It is misleading to add together the amounts of money coming into Estonia and sent out from banks here and to describe that as foreign money passing through Estonia. Cross-border settlements are an indivisible part of the circulation of the lifeblood of the Estonian economy and it is not reasonable to consider all cross-border payments by Estonian banks as suspicious. In the case where a suspicious one euro is transferred to an Estonian bank and from there on to a foreign bank, it would still be only the same one euro and it cannot be turned into two suspicious euros by adding the two transactions together. Almost all the recent commentaries on the money-laundering risk of the Estonian banking sector have slipped up on this point of logic. This is why the following figures based on data from the European Central Bank show only the payments made abroad from the banks in each country.
Important observations on the methodology for compiling payment statistics
Eesti Pank compiles payment statistics using the principles agreed jointly in the European Union. As there have been changes in the structure of the data collected in recent years, care is needed when adding amounts together over a long period. The data presented on the Eesti Pank website contain intra-group settlements by banks and other inter-bank payments alongside customer payments up until May 2012. So they include for example loan payments between parent banks in Sweden and their subsidiaries in Estonia. These transactions are removed from the table presented earlier, where only customer payments are shown. One therefore cannot directly compare the payment volumes from before 2008 as up until then the reporting by the banks did not distinguish between different types of payment. This means it is not possible to distinguish customer payments in earlier years from financial transactions made by the banks themselves such as transfers within banking groups, overnight loans, money market transactions and similar.
What share of cross-border transactions may be at risk of money laundering?
It is not possible to say precisely what share of transfers made through banks in Estonia or any other country have been of dubious origin or at risk of money laundering. This would require a comprehensive audit, with full background checks of all the customers of a bank and individual investigation of every single transaction. This is why the experts from the Bruun & Hjejle law firm that investigated the transactions of Danske Pank identified 9.5 million transactions made in 2007-2015 by 15,000 non-resident customers in the total amount of 200 billion euros but were not able to say what share of those transactions may actually have involved any money laundering.

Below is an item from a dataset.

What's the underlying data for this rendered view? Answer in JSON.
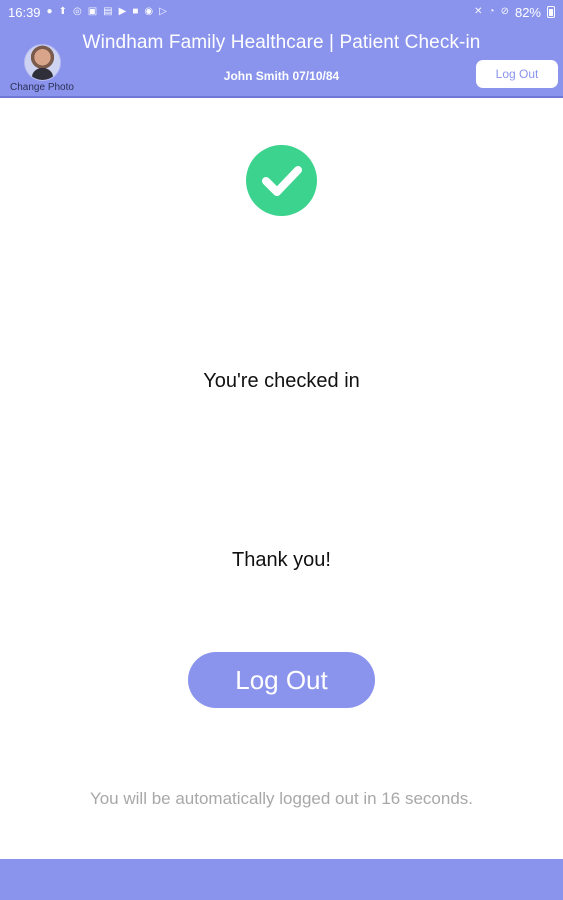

The work of Estonian authorities in combating money laundering in particular from the financial supervisor’s perspective is discussed on the Finantsinspektsioon website.